The Equality Legislation Amendment (LGBTIQA+) Bill 2023 introduced by Independent MP Alex Greenwich is due to be debated next month and voted on in March. The bill makes wide-ranging changes to 20 pieces of NSW legislation that will undermine religious freedom and entrench a radical gender ideology in NSW.

Undermining religious freedom

The bill hollows out, or entirely removes, existing provisions in the Anti-Discrimination Act that are designed to allow faith-based institutions to maintain their faith-based character. The bill also removes protections for faith-based schools and other religious institutions.

This will prevent faith-based institutions from keeping their faith identity by employing staff who uphold the faith, or by operating according to their beliefs. It will force religious institutions to act like secular institutions. The bill will also open faith-based institutions to constant and costly complaints of discrimination that will need to be defended and will allow judges to decide whether religious beliefs are “reasonable”.

Bypassing the parent-child relationship

The bill permits a child under 16 to consent to medical treatment, against the will of their parents, so long as a doctor says that “the child is capable of understanding the nature, consequences and risks of the treatment and the treatment is in the best interests of the child’s health and wellbeing”.

It also deems all young people 16 or over to be competent to make medical decisions for themselves (including life-altering procedures) as if they were an adult. 

This drives a wedge between parents and their children and empowers a minority of activist medical practitioners to push their ideology and override parents. It would also allow one parent to consent to medical treatment, even if the other parent strongly objects. This has the potential for the medical treatment of children to be used as leverage in family disputes.

Sex self-ID

The bill allows people from 16 years of age to change their sex on their birth certificate whenever they want, regardless of biology or surgery. This places women-only spaces such as refuges, schools, prisons and places of worship at risk because they will be forced to treat people according to their newly declared sex.

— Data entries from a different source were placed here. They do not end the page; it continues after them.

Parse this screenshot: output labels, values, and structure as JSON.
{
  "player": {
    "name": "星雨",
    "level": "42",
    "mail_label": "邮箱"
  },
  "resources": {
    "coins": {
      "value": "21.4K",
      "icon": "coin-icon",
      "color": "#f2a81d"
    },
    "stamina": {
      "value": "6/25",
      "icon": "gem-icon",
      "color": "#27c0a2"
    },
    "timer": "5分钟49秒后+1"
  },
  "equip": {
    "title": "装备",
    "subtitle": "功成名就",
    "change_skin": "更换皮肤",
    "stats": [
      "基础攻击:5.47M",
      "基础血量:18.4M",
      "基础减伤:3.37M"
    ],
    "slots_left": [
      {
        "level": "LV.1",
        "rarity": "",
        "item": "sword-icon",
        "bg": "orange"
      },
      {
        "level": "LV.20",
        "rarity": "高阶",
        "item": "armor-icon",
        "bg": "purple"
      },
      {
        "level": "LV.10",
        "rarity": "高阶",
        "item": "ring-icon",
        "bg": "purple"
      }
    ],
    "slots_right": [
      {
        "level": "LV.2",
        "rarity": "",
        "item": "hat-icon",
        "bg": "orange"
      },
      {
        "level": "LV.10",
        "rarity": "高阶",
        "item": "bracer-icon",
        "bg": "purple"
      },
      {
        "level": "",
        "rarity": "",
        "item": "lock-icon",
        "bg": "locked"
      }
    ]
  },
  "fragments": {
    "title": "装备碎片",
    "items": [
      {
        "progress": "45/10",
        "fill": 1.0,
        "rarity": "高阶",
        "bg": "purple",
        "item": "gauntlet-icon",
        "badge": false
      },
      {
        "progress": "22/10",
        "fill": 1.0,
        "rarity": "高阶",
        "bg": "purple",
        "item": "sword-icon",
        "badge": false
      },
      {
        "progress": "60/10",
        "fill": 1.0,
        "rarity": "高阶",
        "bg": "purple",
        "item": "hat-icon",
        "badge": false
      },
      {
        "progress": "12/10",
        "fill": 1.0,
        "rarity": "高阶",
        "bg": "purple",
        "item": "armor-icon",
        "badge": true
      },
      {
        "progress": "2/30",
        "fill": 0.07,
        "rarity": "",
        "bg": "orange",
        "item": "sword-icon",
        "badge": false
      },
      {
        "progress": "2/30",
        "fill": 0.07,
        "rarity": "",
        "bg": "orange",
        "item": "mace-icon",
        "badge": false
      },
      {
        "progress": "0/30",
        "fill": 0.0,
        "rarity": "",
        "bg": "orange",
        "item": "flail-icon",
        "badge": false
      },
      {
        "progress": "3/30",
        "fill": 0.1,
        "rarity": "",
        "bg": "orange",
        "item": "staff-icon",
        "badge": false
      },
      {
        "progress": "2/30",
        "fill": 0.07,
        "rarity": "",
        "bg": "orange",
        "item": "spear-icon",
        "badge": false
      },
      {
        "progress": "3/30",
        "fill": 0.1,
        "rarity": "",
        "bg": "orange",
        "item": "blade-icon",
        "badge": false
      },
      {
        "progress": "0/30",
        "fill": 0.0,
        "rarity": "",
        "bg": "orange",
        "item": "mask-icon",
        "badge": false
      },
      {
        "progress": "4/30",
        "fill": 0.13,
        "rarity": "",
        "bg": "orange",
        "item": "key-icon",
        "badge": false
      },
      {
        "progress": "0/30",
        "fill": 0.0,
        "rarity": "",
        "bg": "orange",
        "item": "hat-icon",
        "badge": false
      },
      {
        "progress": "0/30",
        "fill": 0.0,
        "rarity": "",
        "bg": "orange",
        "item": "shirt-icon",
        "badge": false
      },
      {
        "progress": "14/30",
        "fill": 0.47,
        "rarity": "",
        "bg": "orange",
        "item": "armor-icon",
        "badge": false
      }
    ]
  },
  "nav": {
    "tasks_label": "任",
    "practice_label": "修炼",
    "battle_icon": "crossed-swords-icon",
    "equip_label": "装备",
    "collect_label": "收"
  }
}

Promoting prostitution

The bill protects sex work under anti-discrimination law, making it equivalent to protected attributes such as race and disability. No other form of employment is privileged in such a way. The bill also removes existing limits on prostitution – including laws that prevent coercing a woman into prostitution, public acts of prostitution and soliciting prostitution outside a school or place of worship.

Commercial surrogacy

The bill allows and assists the commercialisation of surrogacy, including paying disadvantaged women in third world countries to bear a child who is then taken from them and brought to Australia.

Why has this bill been prioritised?

At 1.30am on November 30, 2023, the Government voted to prevent this bill from expiring, give it priority for debate in the very first week of Parliament, and guarantee a vote on March 14, 2024. A bill that was expected to lapse is now going to be forced to a vote within weeks. Given the radical nature of this bill, it is alarming that it is being rushed through without any time for proper community consultation.

Why the bill needs to be rejected in full

Mr Greenwich’s bill is extreme and prioritises the interests of one group over all other parts of society. A more balanced approach needs to be taken, with wide consultation. The legislation is 50 pages long and makes more than 80 changes to 20 different pieces of legislation. This includes 52 amendments to the Anti-Discrimination Act – even though the Act has been referred to the NSW Law Reform Commission.

There is no safe way of splitting this bill, or passing parts of it, without risking significant unintended consequences, because the legislation is complicated and interlinked. The different issues are interwoven, with consequential amendments to one section dependent on others.

What can you do?

Christians need to act immediately to make our opposition to this bill known. We need to contact our local State members. Most politicians have little idea about the contents – let alone the consequences – of this bill. It is important they hear our concerns before the bill’s scheduled voting day on March 14. Freedom For Faith has created the website that will assist you to call, write or meet with your local MP. 

The Rt Rev Michael Stead is Bishop of South Sydney and chairman of Freedom for Faith.